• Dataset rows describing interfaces
*** Block opens ***

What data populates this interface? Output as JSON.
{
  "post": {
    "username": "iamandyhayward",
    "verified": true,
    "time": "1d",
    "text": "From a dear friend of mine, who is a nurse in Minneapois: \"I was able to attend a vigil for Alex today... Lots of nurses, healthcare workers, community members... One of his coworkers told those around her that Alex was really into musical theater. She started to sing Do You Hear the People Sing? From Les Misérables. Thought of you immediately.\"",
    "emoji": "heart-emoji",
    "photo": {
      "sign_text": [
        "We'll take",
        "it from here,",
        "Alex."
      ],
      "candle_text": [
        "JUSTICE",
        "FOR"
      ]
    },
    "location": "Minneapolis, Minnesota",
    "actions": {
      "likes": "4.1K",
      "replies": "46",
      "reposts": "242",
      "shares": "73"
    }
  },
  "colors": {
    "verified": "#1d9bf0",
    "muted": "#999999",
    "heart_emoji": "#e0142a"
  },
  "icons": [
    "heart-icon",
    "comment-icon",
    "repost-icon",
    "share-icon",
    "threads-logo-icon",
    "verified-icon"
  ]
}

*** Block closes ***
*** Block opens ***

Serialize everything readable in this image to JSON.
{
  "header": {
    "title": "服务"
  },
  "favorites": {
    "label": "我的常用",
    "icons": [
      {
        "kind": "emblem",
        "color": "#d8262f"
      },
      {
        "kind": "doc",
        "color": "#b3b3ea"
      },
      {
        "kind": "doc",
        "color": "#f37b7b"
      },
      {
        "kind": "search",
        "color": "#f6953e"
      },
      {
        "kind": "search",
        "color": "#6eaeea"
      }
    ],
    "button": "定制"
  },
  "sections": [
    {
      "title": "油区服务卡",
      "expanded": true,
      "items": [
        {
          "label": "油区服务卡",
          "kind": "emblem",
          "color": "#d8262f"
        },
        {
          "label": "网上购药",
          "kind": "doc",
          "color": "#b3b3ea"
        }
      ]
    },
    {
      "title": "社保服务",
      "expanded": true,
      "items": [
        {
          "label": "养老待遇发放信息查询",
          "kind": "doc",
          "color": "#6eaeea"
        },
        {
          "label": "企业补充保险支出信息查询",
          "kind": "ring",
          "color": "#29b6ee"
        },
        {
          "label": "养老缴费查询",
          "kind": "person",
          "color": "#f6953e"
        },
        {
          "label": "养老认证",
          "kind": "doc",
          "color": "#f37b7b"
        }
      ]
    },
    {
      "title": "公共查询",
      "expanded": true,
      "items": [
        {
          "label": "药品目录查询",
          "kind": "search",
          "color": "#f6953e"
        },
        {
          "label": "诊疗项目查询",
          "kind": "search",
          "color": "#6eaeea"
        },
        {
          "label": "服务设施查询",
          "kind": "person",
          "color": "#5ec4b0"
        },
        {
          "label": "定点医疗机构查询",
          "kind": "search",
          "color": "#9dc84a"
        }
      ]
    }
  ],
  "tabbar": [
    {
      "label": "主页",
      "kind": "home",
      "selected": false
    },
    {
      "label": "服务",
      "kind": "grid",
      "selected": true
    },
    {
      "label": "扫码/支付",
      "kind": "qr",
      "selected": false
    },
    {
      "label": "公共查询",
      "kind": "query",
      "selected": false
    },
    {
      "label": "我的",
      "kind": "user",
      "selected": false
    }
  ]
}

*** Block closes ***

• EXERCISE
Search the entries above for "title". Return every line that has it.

• ANSWER FOR THE TASK
    "title": "服务"
      "title": "油区服务卡",
      "title": "社保服务",
      "title": "公共查询",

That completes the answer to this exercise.